- Marine diversity: Coral reefs have many species of marine organisms that depend on them for food, shelter, and reproduction. Healthy corals support thriving marine life, but unhealthy corals can lead to loss of the marine line which in turn will disrupt the food chain.
- Tourism: Healthy coral reefs are attractive tourism destinations, and bleaching can affect the local economy negatively.
- Fishing: Fishing communities are depended on corals for seasonal migrations of fish species. Unhealthy corals will lead to a decrease in fishing activities impacting economic activities.
- Coastline protection: Coral reefs protect coastlines by absorbing constant wave energy from the ocean, thereby protecting people living near the coast from increased storm damage, erosion, and flooding
- Coral reefs act like low-crested breakwaters and absorb 97% of wave energy.
- The coral and the zooxanthellae share a symbiotic relationship and 90% of the nutrients that are produced by the algae are transferred to the coral hosts.
- But this relationship gets affected under severe environmental stress which causes the loss of symbiotic algae (zooxanthellae).
- As a result, the white calcium-carbonate exoskeleton is visible through its transparent tissue leading to a condition known as Coral Bleaching.
- The corals become vulnerable in the absence of the algae and begin to die if the temperature of the sea remains high for weeks.
Causes of coral bleaching
- Warm Sea Temperature: Coral species prefer to live in waters close to the warm temperatures which they can tolerate but a slight increase in ocean temperature can harm corals.
- Extreme low tides: Extreme events of low tides exposes the corals to solar and ultraviolet radiations which can induce coral bleaching.
- Ocean Acidification: Oceans are the carbon sinks, but more carbon dioxide increases the acidity of the ocean. This increase in the acidity of ocean water inhibits the coral’s ability to create calcareous skeletons, which is essential for their survival.
- Diseases: Species of bacteria like vibrio shiloiinhibits the photosynthesis of zooxanthellae. These bacteria become more potent at higher sea temperatures.
- Ocean Pollution: The increasing nutrient concentrations leads to excessive phytoplankton growth, and attracts more and more marine life, which may cause strain on the reefs.
- Sedimentation: High rates of land erosion causes silt and other sediments to leach into ocean waters which causes sedimentation and water turbidity. The siltation tends to smother corals and turbidity reduces light availability potentially reducing coral photosynthesis and growth.

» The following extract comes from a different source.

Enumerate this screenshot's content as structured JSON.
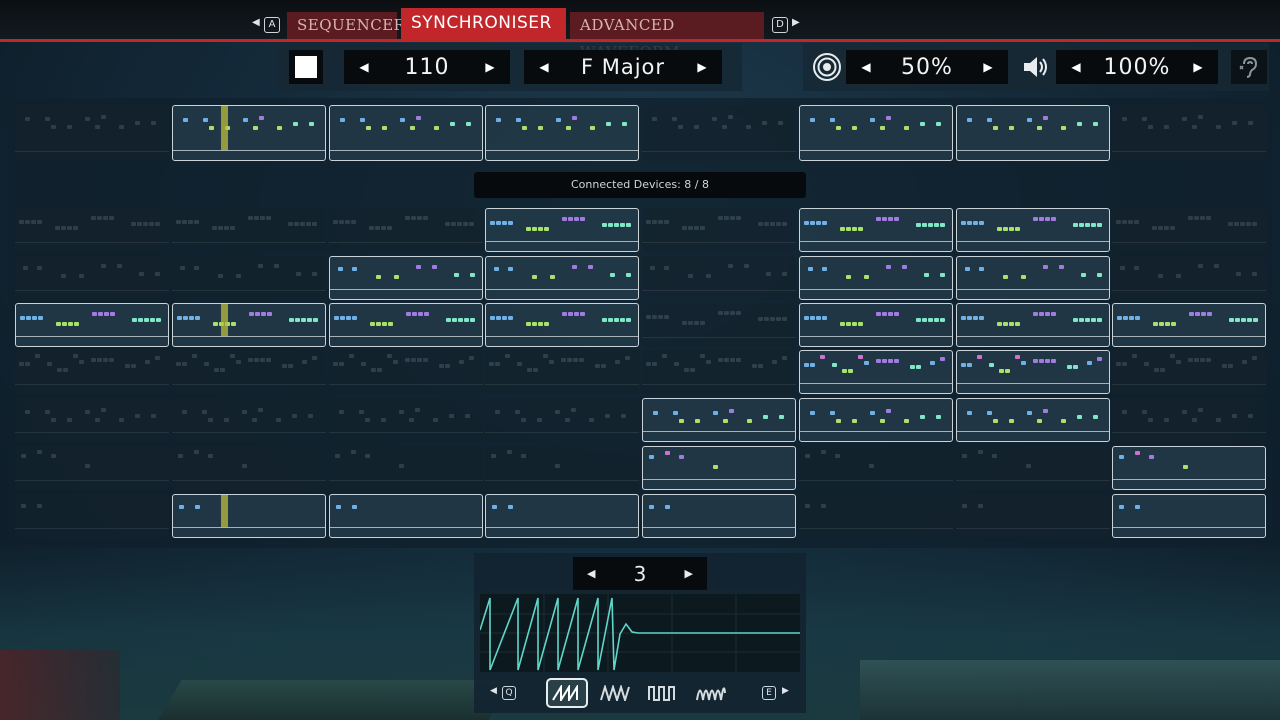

- Anthropogenic threat: Over-fishing, pollution from agricultural and industrial runoff,coral mining, development of industrial areas near coral ecosystems have adverse impacts on coral reefs.
- Predators: Acanthasterplanci, also known as Crown-of-Thorns Starfish, eats corals during the night. They may destroy the entire coral reefs if found in huge numbers.